“I never lost my job, I never crashed my car and never peed my pants,” she says, “but I loved the eye-opener in the morning. A Bloody Mary was my eye opener.

“I was a highly functioning alcoholic; journalists and pilots are high-pressure mental professions, that’s why there are so many at AA. Most alcoholics in Hong Kong [among the professional classes, at least] are functioning alcoholics or they couldn’t afford to be here in the first place,” she says.

THERE IS NO EASY DEFINITION of an alcoholic; there are many symptoms and not everyone reaches rock bottom before they seek out AA. Some find that only alcohol can make them feel self-confident and at ease; often they want “just one more” after a party or especially look forward to drinking occasions. Some get drunk when they hadn’t planned to and others try to exert control by changing their drink of choice, going “on the wagon” or making pledges.

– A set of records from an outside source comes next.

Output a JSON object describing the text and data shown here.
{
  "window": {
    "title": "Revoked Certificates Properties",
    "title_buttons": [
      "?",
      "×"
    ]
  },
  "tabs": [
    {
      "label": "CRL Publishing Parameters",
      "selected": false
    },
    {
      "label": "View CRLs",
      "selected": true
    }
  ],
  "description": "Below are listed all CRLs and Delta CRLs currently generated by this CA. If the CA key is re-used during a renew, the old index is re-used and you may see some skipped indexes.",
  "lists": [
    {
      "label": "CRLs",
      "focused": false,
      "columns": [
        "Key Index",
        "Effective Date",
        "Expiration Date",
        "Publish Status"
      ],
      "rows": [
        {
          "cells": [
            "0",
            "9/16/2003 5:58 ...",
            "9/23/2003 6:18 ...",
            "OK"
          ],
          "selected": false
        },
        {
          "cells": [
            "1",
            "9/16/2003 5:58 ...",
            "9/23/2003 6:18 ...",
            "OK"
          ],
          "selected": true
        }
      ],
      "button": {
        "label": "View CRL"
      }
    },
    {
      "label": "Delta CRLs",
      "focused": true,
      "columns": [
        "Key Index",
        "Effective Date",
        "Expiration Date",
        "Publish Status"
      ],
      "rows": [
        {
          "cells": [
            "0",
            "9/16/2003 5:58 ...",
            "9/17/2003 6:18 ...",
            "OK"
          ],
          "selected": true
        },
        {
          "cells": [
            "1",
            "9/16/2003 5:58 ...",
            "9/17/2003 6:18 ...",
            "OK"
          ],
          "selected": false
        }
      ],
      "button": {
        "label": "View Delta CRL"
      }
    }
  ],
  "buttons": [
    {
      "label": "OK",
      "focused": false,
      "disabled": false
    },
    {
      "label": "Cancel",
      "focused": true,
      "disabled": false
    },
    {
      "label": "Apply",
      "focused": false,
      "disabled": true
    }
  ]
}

“Denial is a big factor,” says Phil G. “Ninety-five per cent of alcoholics die without ever admitting they had a problem.”

According to AA, the only person who can diagnose alcoholism is the alcoholic themself.

Over the course of the 26 years he’s spent helping other alcoholics, Lyle P has seen more than most. His take is that one in 10 adults will suffer from alcoholism during their life­time: “For every 10 adults, seven will drink alcohol. Two are what we call social drinkers and five are abusers of alcohol,” he says. “One of those five abusers will become an alcoholic.”